© Gómez-Casado et al; licensee BioMed Central Ltd. 2014
Published: 17 March 2014
Baker's asthma is one of the most common types of occupational asthma and its prevalence is increasing in the last years. Diagnosis of occupational asthma is complex. The poor specificity of current diagnostic approaches may be associated with insufficient purity of wheat extracts or lack of inclusion of major allergens in them. In this work, we use microarray technology to characterize the allergenic profiles of baker's asthma patients from three regions in Spain and to analyze the influence of other environmental allergens on the sensitization pattern.
A panel of wheat allergens was purified from natural sources and printed on a protein microarray by standard methods. Additionally, representative aeroallergens were included in the protein microarray. Individual sera from three groups of patients (baker's asthma-BA-, seasonal rhinitis-SR- and wheat food allergy-WFA-) and three regions in Spain (Madrid, Malaga and Valladolid) were incubated with the protein microarray and compared.

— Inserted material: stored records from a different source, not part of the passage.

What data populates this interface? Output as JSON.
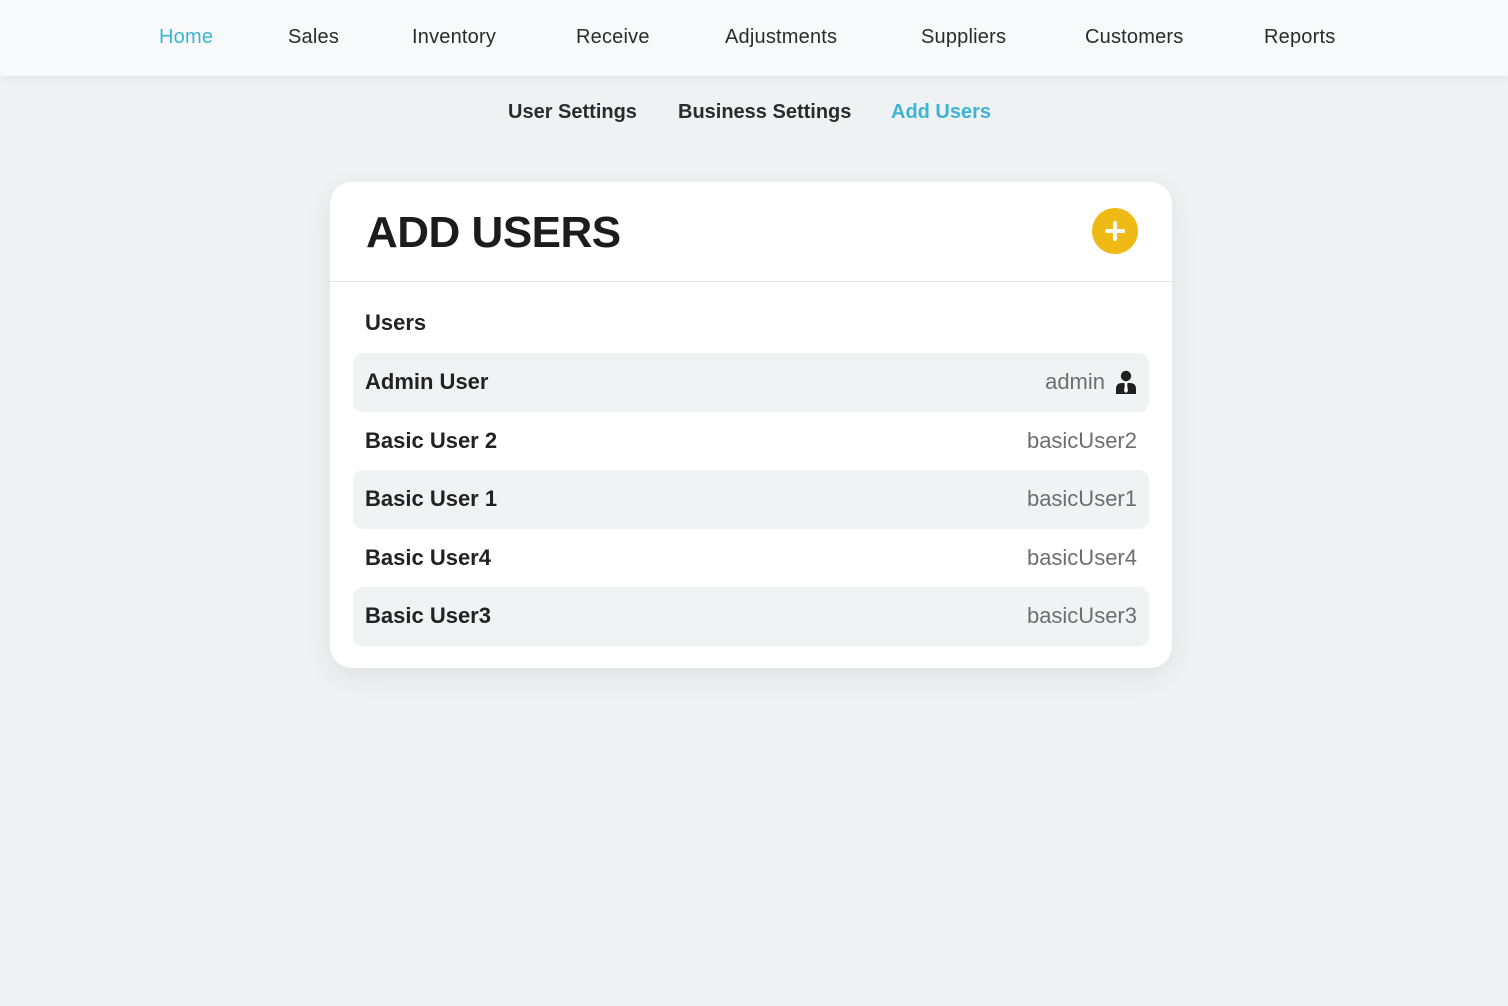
{
  "nav": {
    "items": [
      {
        "label": "Home",
        "active": true
      },
      {
        "label": "Sales"
      },
      {
        "label": "Inventory"
      },
      {
        "label": "Receive"
      },
      {
        "label": "Adjustments"
      },
      {
        "label": "Suppliers"
      },
      {
        "label": "Customers"
      },
      {
        "label": "Reports"
      }
    ]
  },
  "subnav": {
    "items": [
      {
        "label": "User Settings"
      },
      {
        "label": "Business Settings"
      },
      {
        "label": "Add Users",
        "active": true
      }
    ]
  },
  "card": {
    "title": "ADD USERS",
    "add_icon": "plus-circle-icon",
    "section_label": "Users",
    "users": [
      {
        "name": "Admin User",
        "username": "admin",
        "icon": "admin-user-icon"
      },
      {
        "name": "Basic User 2",
        "username": "basicUser2"
      },
      {
        "name": "Basic User 1",
        "username": "basicUser1"
      },
      {
        "name": "Basic User4",
        "username": "basicUser4"
      },
      {
        "name": "Basic User3",
        "username": "basicUser3"
      }
    ]
  },
  "colors": {
    "accent": "#3bb4d6",
    "add_button": "#efba15",
    "background": "#f0f1f3"
  }
}
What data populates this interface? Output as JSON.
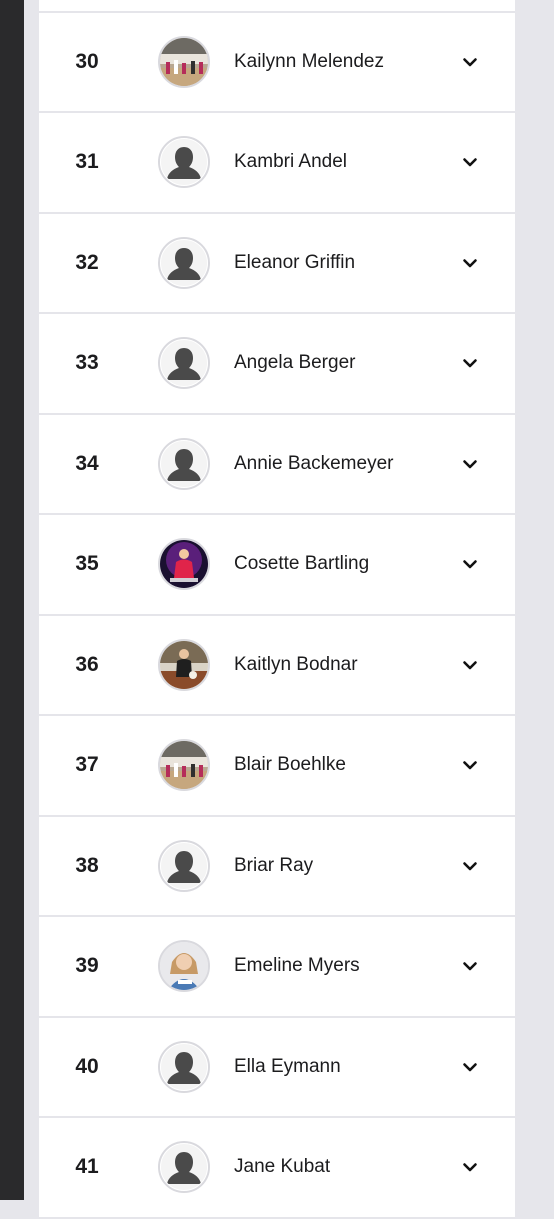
{
  "players": [
    {
      "rank": "",
      "name": "",
      "avatar": "placeholder"
    },
    {
      "rank": "30",
      "name": "Kailynn Melendez",
      "avatar": "photo-gym"
    },
    {
      "rank": "31",
      "name": "Kambri Andel",
      "avatar": "placeholder"
    },
    {
      "rank": "32",
      "name": "Eleanor Griffin",
      "avatar": "placeholder"
    },
    {
      "rank": "33",
      "name": "Angela Berger",
      "avatar": "placeholder"
    },
    {
      "rank": "34",
      "name": "Annie Backemeyer",
      "avatar": "placeholder"
    },
    {
      "rank": "35",
      "name": "Cosette Bartling",
      "avatar": "photo-purple"
    },
    {
      "rank": "36",
      "name": "Kaitlyn Bodnar",
      "avatar": "photo-court"
    },
    {
      "rank": "37",
      "name": "Blair Boehlke",
      "avatar": "photo-gym"
    },
    {
      "rank": "38",
      "name": "Briar Ray",
      "avatar": "placeholder"
    },
    {
      "rank": "39",
      "name": "Emeline Myers",
      "avatar": "photo-portrait"
    },
    {
      "rank": "40",
      "name": "Ella Eymann",
      "avatar": "placeholder"
    },
    {
      "rank": "41",
      "name": "Jane Kubat",
      "avatar": "placeholder"
    }
  ],
  "icons": {
    "expand": "chevron-down-icon",
    "avatar_placeholder": "person-silhouette-icon"
  },
  "colors": {
    "background": "#e6e6eb",
    "row": "#ffffff",
    "divider": "#e5e5ea",
    "text": "#1c1c1e"
  }
}
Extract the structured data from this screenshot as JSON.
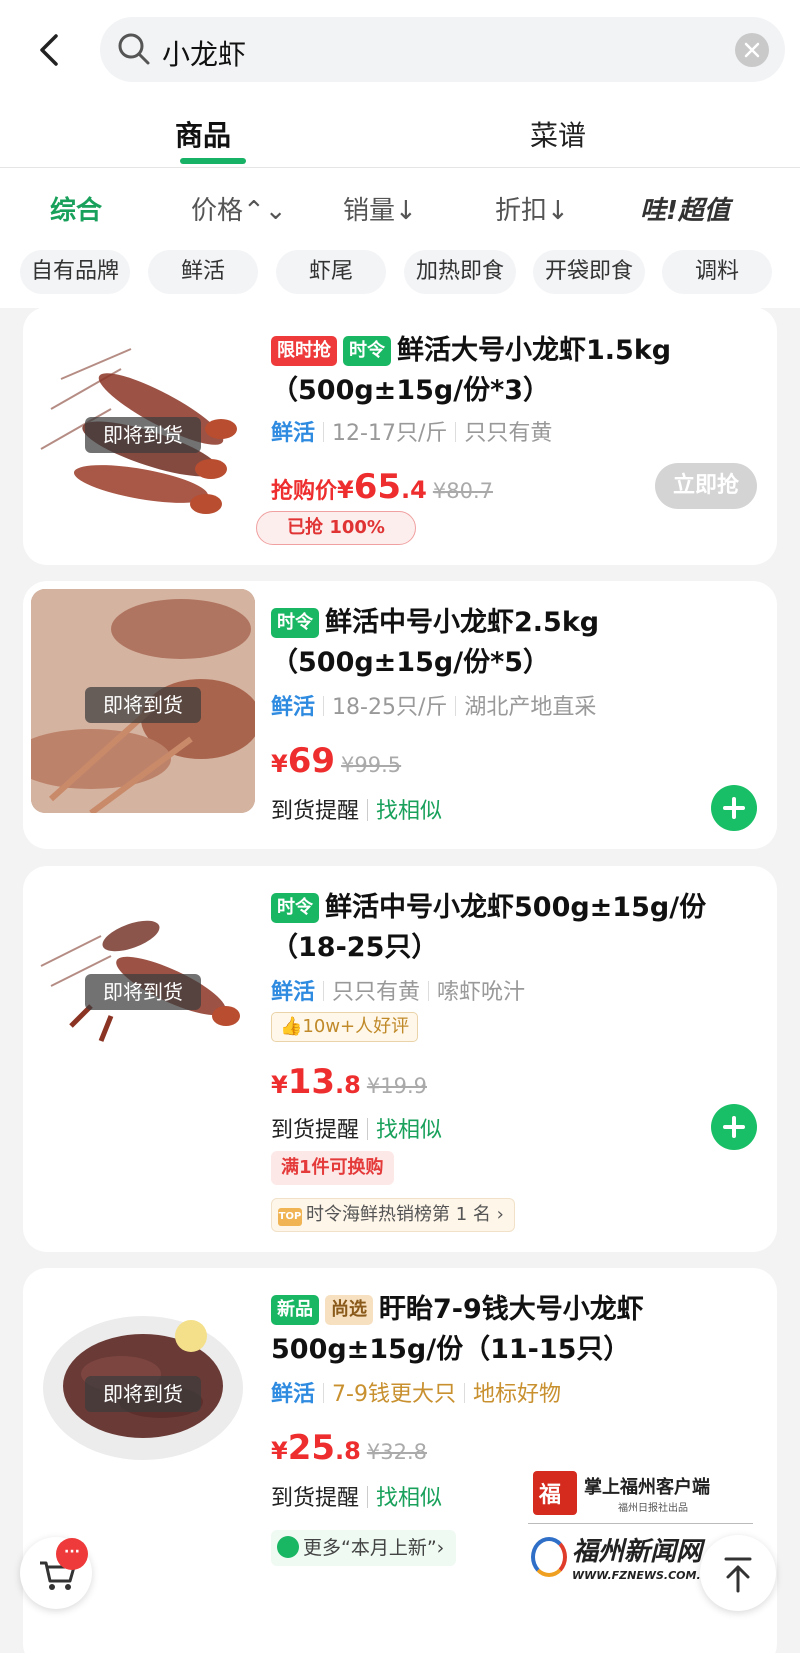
{
  "search": {
    "query": "小龙虾"
  },
  "tabs": [
    {
      "label": "商品",
      "active": true
    },
    {
      "label": "菜谱",
      "active": false
    }
  ],
  "sorts": [
    {
      "label": "综合",
      "active": true
    },
    {
      "label": "价格⌃⌄"
    },
    {
      "label": "销量↓"
    },
    {
      "label": "折扣↓"
    },
    {
      "label": "哇!超值"
    }
  ],
  "chips": [
    "自有品牌",
    "鲜活",
    "虾尾",
    "加热即食",
    "开袋即食",
    "调料"
  ],
  "colors": {
    "accent": "#19a15c",
    "price": "#ee2e2e",
    "attr_blue": "#2f8be0"
  },
  "products": [
    {
      "tags": [
        "限时抢",
        "时令"
      ],
      "title": "鲜活大号小龙虾1.5kg（500g±15g/份*3）",
      "badge": "即将到货",
      "attr_main": "鲜活",
      "attrs": [
        "12-17只/斤",
        "只只有黄"
      ],
      "price_prefix": "抢购价",
      "currency": "¥",
      "price_int": "65",
      "price_dec": ".4",
      "orig_price": "¥80.7",
      "sold_label": "已抢 100%",
      "grab_label": "立即抢"
    },
    {
      "tags": [
        "时令"
      ],
      "title": "鲜活中号小龙虾2.5kg（500g±15g/份*5）",
      "badge": "即将到货",
      "attr_main": "鲜活",
      "attrs": [
        "18-25只/斤",
        "湖北产地直采"
      ],
      "currency": "¥",
      "price_int": "69",
      "price_dec": "",
      "orig_price": "¥99.5",
      "remind": "到货提醒",
      "similar": "找相似"
    },
    {
      "tags": [
        "时令"
      ],
      "title": "鲜活中号小龙虾500g±15g/份（18-25只）",
      "badge": "即将到货",
      "attr_main": "鲜活",
      "attrs": [
        "只只有黄",
        "嗦虾吮汁"
      ],
      "review": "10w+人好评",
      "currency": "¥",
      "price_int": "13",
      "price_dec": ".8",
      "orig_price": "¥19.9",
      "remind": "到货提醒",
      "similar": "找相似",
      "promo": "满1件可换购",
      "rank_icon": "TOP",
      "rank": "时令海鲜热销榜第 1 名 ›"
    },
    {
      "tags": [
        "新品",
        "尚选"
      ],
      "title": "盱眙7-9钱大号小龙虾500g±15g/份（11-15只）",
      "badge": "即将到货",
      "attr_main": "鲜活",
      "attrs": [
        "7-9钱更大只",
        "地标好物"
      ],
      "currency": "¥",
      "price_int": "25",
      "price_dec": ".8",
      "orig_price": "¥32.8",
      "remind": "到货提醒",
      "similar": "找相似",
      "more": "更多“本月上新”›"
    }
  ],
  "cart": {
    "badge": "···"
  },
  "watermark": {
    "logo_text": "福",
    "line1": "掌上福州客户端",
    "line2": "福州日报社出品",
    "line3": "福州新闻网",
    "line4": "WWW.FZNEWS.COM.CN"
  }
}
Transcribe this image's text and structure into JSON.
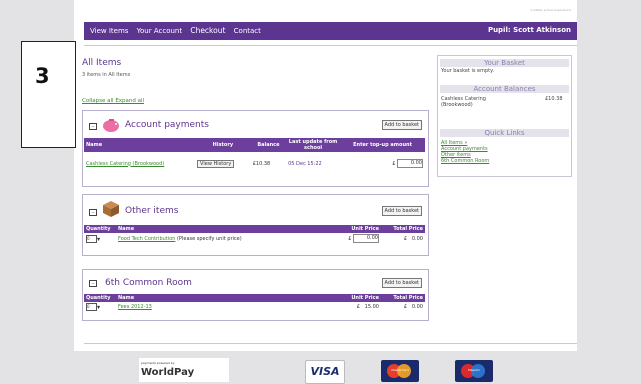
{
  "badge_number": "3",
  "header_tag": "A better school experience",
  "nav": {
    "items": [
      "View Items",
      "Your Account",
      "Checkout",
      "Contact"
    ],
    "pupil": "Pupil: Scott Atkinson"
  },
  "main": {
    "title": "All Items",
    "subtitle": "3 items in All Items",
    "collapse_all": "Collapse all",
    "expand_all": "Expand all"
  },
  "account_payments": {
    "heading": "Account payments",
    "add_to_basket": "Add to basket",
    "columns": [
      "Name",
      "History",
      "Balance",
      "Last update from school",
      "Enter top-up amount"
    ],
    "row": {
      "name": "Cashless Catering (Brookwood)",
      "history_button": "View History",
      "balance": "£10.38",
      "last_update": "05 Dec 15:22",
      "currency": "£",
      "amount": "0.00"
    }
  },
  "other_items": {
    "heading": "Other items",
    "add_to_basket": "Add to basket",
    "columns": [
      "Quantity",
      "Name",
      "Unit Price",
      "Total Price"
    ],
    "row": {
      "quantity": "0",
      "name": "Food Tech Contribution",
      "note": "(Please specify unit price)",
      "currency": "£",
      "unit_price": "0.00",
      "total_currency": "£",
      "total": "0.00"
    }
  },
  "common_room": {
    "heading": "6th Common Room",
    "add_to_basket": "Add to basket",
    "columns": [
      "Quantity",
      "Name",
      "Unit Price",
      "Total Price"
    ],
    "row": {
      "quantity": "0",
      "name": "Fees 2012-13",
      "currency": "£",
      "unit_price": "15.00",
      "total_currency": "£",
      "total": "0.00"
    }
  },
  "sidebar": {
    "basket_title": "Your Basket",
    "basket_text": "Your basket is empty.",
    "balances_title": "Account Balances",
    "balance_name": "Cashless Catering (Brookwood)",
    "balance_value": "£10.38",
    "quick_title": "Quick Links",
    "quick_links": [
      "All Items »",
      "Account payments",
      "Other items",
      "6th Common Room"
    ]
  },
  "footer": {
    "worldpay_small": "payments powered by",
    "worldpay_big": "WorldPay",
    "visa": "VISA",
    "mastercard": "MasterCard",
    "maestro": "Maestro"
  }
}
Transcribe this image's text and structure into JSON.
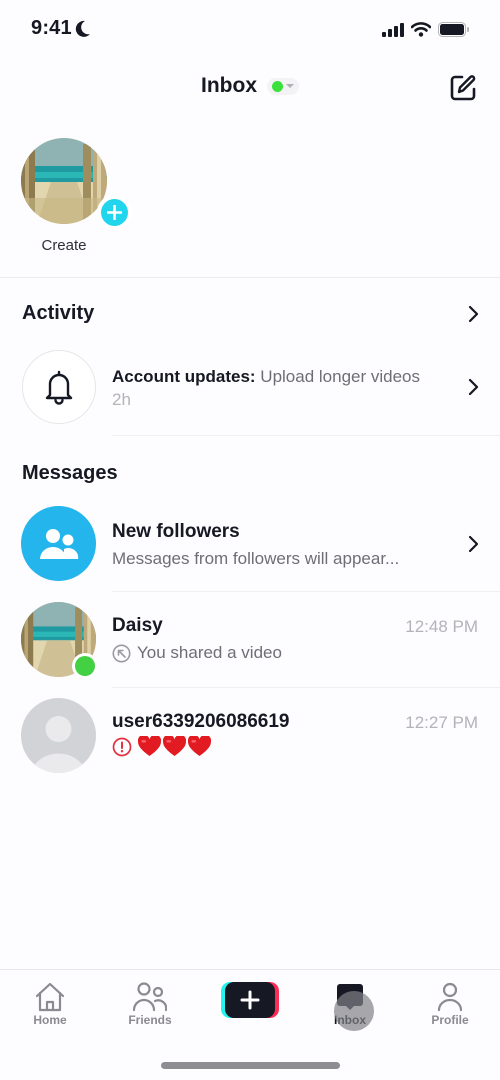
{
  "status_bar": {
    "time": "9:41",
    "icons": [
      "moon-icon",
      "signal-icon",
      "wifi-icon",
      "battery-icon"
    ]
  },
  "header": {
    "title": "Inbox",
    "online_status_color": "#3be03b",
    "compose_icon": "compose-icon"
  },
  "stories": {
    "create_label": "Create"
  },
  "activity": {
    "section_title": "Activity",
    "account_updates": {
      "title": "Account updates:",
      "message": "Upload longer videos",
      "time": "2h",
      "icon": "bell-icon"
    }
  },
  "messages": {
    "section_title": "Messages",
    "items": [
      {
        "title": "New followers",
        "subtitle": "Messages from followers will appear...",
        "icon": "followers-icon",
        "accent": "#23b5ec"
      },
      {
        "title": "Daisy",
        "subtitle": "You shared a video",
        "time": "12:48 PM",
        "online": true,
        "sub_icon": "shared-arrow-icon"
      },
      {
        "title": "user6339206086619",
        "subtitle": "❤️❤️❤️",
        "time": "12:27 PM",
        "sub_icon": "error-icon"
      }
    ]
  },
  "tabbar": {
    "tabs": [
      {
        "label": "Home",
        "icon": "home-icon"
      },
      {
        "label": "Friends",
        "icon": "friends-icon"
      },
      {
        "label": "",
        "icon": "create-plus-icon"
      },
      {
        "label": "Inbox",
        "icon": "inbox-icon",
        "active": true
      },
      {
        "label": "Profile",
        "icon": "profile-icon"
      }
    ],
    "create_symbol": "+"
  }
}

WTAI-CM16 and Tri a 14 were the most prevalent allergens in the BA group (54 and 45%, respectively), covering a total of 64% of the BA population. Patients with seasonal rhinitis (SR) were not sensitized to wheat allergens. Tri a 14, the wheat LTP, was only recognized by BA patients. Although geographically different environmental allergenic load existed in the three regions, BA sensitization profiles were comparable.
Baker's asthma is a disease associated with the daily handling of wheat flour, regardless of local aeroallergens.
This article is published under license to BioMed Central Ltd. This is an Open Access article distributed under the terms of the Creative Commons Attribution License (http://creativecommons.org/licenses/by/2.0), which permits unrestricted use, distribution, and reproduction in any medium, provided the original work is properly cited. The Creative Commons Public Domain Dedication waiver (http://creativecommons.org/publicdomain/zero/1.0/) applies to the data made available in this article, unless otherwise stated.